The revised crude percentages in arm A were 35% in time 0 and 63% in time 1 among children 0–4 years and 20% in time 0 and 48% in time 1 among patients 5 and above.
In arm B they were 41% in time 0 and 48% in time 1 among children 0–4 years and 27% in time 0 and 37% in time 1 among patients 5 and above.
The revised results of the analysis were that the estimated proportion of emergency patients that received at least one appropriate treatment increased in arm A (aRR = 1.75; 99%CI: 0.99, 3.06, and was unchanged in arm B, (aRR = 1.04; 99%CI: 0.80, 1.35; aRRR = 1.68; 99%CI: 0.94, 3.00).
The revised conclusion is that the trial showed that the OSS intervention did not statistically significantly improve facility performance for any of the 23 indicators.
- 1. Weaver MR, Burnett SM, Crozier I, Kinoti SN, Kirunda I, Mbonye MK, et al. (2014) Improving Facility Performance in Infectious Disease Care in Uganda: A Mixed Design Study with Pre/Post and Cluster Randomized Trial Components. PLoS ONE 9(8): e103017. doi: 10.1371/journal.pone.0103017. pmid:25133799
Citation: Weaver MR, Burnett SM, Crozier I, Kinoti SN, Kirunda I, Mbonye MK, et al. (2016) Correction: Improving Facility Performance in Infectious Disease Care in Uganda: A Mixed Design Study with Pre/Post and Cluster Randomized Trial Components. PLoS ONE 11(1): e0148672. doi:10.1371/journal.pone.0148672
Published: January 29, 2016

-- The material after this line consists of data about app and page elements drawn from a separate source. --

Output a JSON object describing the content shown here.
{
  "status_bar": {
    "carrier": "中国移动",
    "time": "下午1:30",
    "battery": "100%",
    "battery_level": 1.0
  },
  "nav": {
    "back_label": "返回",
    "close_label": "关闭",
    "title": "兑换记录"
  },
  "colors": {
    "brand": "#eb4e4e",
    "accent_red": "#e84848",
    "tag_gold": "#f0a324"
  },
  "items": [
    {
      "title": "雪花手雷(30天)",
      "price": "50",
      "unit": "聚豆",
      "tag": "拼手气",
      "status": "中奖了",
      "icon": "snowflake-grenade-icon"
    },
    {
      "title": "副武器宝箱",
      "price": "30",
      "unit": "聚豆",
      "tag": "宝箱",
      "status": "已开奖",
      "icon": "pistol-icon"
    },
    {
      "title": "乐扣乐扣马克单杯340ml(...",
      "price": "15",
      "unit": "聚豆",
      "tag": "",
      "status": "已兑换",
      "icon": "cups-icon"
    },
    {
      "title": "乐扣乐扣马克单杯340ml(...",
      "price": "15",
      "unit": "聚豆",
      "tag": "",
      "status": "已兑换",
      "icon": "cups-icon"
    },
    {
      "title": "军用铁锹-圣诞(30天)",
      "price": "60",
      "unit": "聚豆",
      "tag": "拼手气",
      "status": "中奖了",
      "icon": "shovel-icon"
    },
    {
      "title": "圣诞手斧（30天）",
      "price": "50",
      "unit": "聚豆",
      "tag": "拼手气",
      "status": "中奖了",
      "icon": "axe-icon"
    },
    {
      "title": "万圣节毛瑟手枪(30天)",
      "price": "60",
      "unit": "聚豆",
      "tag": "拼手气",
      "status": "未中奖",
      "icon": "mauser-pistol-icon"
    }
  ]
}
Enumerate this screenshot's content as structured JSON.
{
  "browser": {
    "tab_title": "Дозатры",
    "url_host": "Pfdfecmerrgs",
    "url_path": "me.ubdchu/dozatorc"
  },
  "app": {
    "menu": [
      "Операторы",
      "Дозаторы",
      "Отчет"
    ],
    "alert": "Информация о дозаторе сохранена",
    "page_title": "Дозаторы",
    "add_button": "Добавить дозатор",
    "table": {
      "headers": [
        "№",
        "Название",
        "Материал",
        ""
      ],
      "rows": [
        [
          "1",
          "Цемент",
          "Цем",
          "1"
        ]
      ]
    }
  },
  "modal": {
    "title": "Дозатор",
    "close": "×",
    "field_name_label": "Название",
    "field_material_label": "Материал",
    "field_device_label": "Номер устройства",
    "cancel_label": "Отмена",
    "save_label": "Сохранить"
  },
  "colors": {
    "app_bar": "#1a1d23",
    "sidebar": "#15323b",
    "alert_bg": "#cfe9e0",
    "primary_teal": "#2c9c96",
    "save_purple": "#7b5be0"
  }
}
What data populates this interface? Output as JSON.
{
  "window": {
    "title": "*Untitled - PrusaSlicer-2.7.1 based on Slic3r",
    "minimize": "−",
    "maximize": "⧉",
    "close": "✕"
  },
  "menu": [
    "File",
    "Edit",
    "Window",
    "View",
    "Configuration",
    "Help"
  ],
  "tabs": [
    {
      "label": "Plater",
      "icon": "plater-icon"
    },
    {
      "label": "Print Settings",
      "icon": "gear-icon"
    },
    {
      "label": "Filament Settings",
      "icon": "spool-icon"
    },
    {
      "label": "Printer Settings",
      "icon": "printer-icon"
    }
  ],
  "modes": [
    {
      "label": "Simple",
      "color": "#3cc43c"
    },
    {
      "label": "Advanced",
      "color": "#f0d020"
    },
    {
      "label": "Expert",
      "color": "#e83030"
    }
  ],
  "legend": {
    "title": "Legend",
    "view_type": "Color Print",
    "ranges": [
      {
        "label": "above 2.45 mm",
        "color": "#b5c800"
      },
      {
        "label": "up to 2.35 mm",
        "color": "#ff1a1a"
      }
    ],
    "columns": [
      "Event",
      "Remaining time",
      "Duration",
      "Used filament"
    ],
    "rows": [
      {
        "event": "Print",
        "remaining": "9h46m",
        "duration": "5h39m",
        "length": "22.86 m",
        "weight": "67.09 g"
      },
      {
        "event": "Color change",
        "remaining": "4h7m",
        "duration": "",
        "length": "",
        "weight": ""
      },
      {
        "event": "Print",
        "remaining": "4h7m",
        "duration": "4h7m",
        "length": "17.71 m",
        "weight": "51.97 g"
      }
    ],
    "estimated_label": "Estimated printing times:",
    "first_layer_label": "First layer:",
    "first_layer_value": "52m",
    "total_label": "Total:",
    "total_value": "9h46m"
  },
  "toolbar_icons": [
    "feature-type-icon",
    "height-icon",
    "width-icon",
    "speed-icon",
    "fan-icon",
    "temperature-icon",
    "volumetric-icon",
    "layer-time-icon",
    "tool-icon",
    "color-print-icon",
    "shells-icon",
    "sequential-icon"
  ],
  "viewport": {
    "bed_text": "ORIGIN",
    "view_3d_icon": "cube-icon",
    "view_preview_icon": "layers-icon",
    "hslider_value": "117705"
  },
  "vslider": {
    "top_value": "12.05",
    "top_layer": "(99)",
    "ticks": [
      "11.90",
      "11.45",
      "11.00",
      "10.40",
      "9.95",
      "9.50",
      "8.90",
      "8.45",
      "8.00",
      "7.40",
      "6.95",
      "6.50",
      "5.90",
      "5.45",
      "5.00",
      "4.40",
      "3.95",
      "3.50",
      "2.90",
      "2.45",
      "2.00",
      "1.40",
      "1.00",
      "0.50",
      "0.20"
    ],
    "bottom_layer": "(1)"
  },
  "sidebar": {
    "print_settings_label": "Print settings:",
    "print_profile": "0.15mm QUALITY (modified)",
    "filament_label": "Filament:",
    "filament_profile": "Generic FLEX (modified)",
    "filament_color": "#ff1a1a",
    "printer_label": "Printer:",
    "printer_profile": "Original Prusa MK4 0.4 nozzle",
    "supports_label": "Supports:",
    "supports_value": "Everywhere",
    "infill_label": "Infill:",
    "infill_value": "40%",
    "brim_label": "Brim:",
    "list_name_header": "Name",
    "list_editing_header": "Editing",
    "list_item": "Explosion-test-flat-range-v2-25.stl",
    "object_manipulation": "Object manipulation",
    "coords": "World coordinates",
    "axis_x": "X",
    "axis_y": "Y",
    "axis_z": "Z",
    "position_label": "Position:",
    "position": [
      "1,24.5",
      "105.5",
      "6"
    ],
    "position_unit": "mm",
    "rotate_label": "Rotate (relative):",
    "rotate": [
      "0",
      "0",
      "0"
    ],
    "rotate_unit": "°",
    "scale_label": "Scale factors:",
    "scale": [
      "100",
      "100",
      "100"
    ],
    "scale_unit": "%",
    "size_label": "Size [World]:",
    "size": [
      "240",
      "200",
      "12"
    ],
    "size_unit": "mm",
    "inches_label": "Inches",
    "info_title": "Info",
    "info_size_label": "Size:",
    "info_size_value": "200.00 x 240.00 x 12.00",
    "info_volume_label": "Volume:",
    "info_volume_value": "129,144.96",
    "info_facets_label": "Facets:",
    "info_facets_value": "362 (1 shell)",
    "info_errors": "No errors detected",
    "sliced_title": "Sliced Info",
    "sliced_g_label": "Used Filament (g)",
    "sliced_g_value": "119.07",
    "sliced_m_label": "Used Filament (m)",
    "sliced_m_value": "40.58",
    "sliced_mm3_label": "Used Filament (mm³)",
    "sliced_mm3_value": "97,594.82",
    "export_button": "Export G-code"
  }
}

Copyright: © 2016 Weaver et al. This is an open access article distributed under the terms of the Creative Commons Attribution License, which permits unrestricted use, distribution, and reproduction in any medium, provided the original author and source are credited.